Shia LaBeouf is now sober and has reconnected with his father, but therapy is never over. One of the topics discussed in Honey Boy is that art can act like a medicine, which it did for him for several years, but the actor is now in the reverse process of turning medicine into an art: last summer, he guided the Friday Therapy sessions with boyband Brockhampton and he is now playing his own father in Honey Boy—a role which, for sure, helped him understand and catalyse his own fears as much as it appealed for forgiveness. The thing that guided the whole making of Honey Boy was trust, right from the moment Shia LaBeouf, being aware that this would unveil very personal matter, gave his journals to Alma Har’el. And when the director struggled to find a composer, she finally gave, in turn, her own trust to Alex Somers.
For his second original score, Alex Somers digs further into the abstract, unique sound that he has been developing for years with Jónsi and Sigur Rós, by using toys and basically any object that will make noise—from a glockenspiel to a pen holder—playing with effects to deliver a score that is characterised by its slight uplifting feeling and its tenderness. The one-hour album in which the score is compiled provides evidence of the fun the composer had mixing instruments and toys in the same cues—‘A Good Day,’ ‘Where You Come From,’ ‘A Violent Act,’ ‘I’m Your Cheerleader Honey Boy’—and yet staying true to both the film’s subtlety and the only direction he got from Alma Har’el and Shia LaBeouf—‘Don’t feel sorry for the kid.’
The Honey Boy score also include a collaboration between Alex Somers and screenwriter, producer and musician Zach Shields—a long-time friend of Ryan Gosling’s, with which he formed the duo Dead Man’s Bones. Shields co-composed four cues with Somers, including the opener ‘Honey Boy’ and the stirring piano motif in ‘I Want You To Be Here.’

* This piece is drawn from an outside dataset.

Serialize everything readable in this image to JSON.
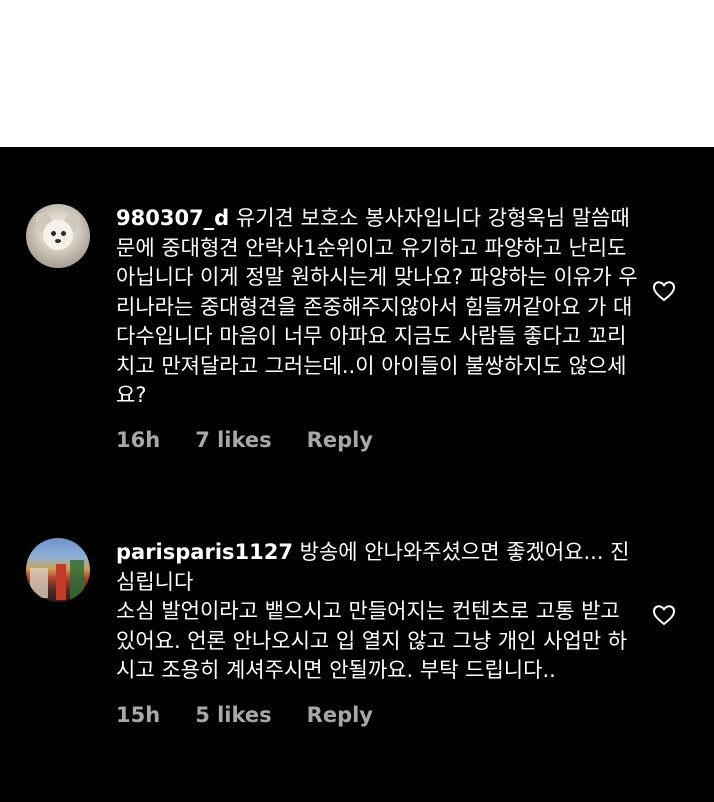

Listen to the Honey Boy soundtrack album below:
Written by Valentin Maniglia. Edited by Marine Wong Kwok Chuen.